ConDems Foreign Aid Budget is Twice as Much as British Higher Education Budget Outrage

Scandal: Foreign Aid Budget is Twice as Much as British Higher Education Budget

Evidence of the vicious anti-British nature of the Westminster parties has come with the “education budget cut” announced by the ConDem regime — which inadvertently revealed that the foreign aid budget is now twice as high as the higher education budget.
The shocking news was contained in the announcement by Chancellor George Osborne that the spending review cuts have meant that the higher education budget will be cut from £7.1 billion to £4.2 billion by 2014.
As bad as that news is, a quick look at the “ring fenced” foreign aid budget reveals that even prior to the recession, more money was being put aside for foreign aid than for higher education.
A “revised spending budget” issued by the Department for International Development (DFID) in June 2009 showed that the foreign aid budget for 2009/10 was £6.8 billion and was set to rise to £7.7 billion in the 2010/11 financial year.
The DFID announcement has deliberately understated the figures, hiding the true cost with an administrative trick. The figures they announced are only the direct aid programme, and not the total cost, which is called the “Gross Public Expenditure on Development” (GPEX) – which adds nearly £2 billion each year to total DFID expenditure.
For example, the GPEX in 2007/08 amounted to £6.027 billion, of which £5.2 billion was direct aid. The GPEX for 2006/07 was £7.4 billion, of which £4.9 billion was direct aid, and the GPEX for 2005/06 was £6.6 billion, of which £4.4 billion was direct aid.
This means that in the financial year 2010/2011 the GPEX for the DFID amounted to some £9.9 billion.
Given the higher education budget cuts, this means that British taxpayers now spend more than twice as much handing out cash to countries like India and China than what is spent educating British kids.
The budget cut announced by Mr Osborne amount to a 40 percent cut in higher education teaching budgets.

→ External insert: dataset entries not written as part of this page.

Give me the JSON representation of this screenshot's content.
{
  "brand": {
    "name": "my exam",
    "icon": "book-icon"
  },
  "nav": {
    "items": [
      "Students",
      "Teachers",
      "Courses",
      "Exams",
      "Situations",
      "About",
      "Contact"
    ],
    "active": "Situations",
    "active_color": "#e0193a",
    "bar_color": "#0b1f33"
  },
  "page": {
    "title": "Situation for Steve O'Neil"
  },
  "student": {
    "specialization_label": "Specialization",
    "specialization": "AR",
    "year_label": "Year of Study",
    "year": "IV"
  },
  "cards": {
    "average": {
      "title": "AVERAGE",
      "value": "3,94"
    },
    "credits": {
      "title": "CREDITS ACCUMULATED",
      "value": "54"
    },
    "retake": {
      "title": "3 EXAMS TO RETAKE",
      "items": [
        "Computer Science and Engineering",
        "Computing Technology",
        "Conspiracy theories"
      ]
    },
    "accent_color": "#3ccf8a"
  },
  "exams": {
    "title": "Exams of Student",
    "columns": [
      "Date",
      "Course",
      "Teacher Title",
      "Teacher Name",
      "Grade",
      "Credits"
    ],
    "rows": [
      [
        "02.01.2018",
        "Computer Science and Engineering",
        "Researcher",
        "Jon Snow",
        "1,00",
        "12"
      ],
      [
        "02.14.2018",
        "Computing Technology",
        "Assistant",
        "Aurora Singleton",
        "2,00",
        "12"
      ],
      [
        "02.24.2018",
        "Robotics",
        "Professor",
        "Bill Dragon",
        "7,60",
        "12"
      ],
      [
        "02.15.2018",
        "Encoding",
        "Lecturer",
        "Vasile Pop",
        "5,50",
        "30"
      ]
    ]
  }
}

In addition, universities will be allowed to charge higher tuition fees, which will mean that the debts with which those kids lucky enough to get into university leave those institutions, will be even higher than before.
According to a report which quoted Professor Steve Smith, president of the vice-chancellors' association, the stagnation of investment in the science budget has meant that Britain is “now one of the only countries in the industrialised world that is not increasing our investment in science and research.”
It seems that the ConDem regime, and its Labour twin, are perfectly happy to keep funding nuclear power India and buying schoolbooks in China than ensuring that British kids have a fair chance at obtaining a higher education.
How much more treason do they have to perpetrate before the public sees through the Westminster party scam?
* Mr Osborne also announced that the government will establish a new £150m national scholarship fund to support students from “disadvantaged backgrounds.”
While the principle behind such a scheme is praiseworthy, observers have pointed out that the ConDem’s own definition of “disadvantaged” has generally meant to be those of ethnic origin.
Time will tell if this scheme is just another affirmative action handout or no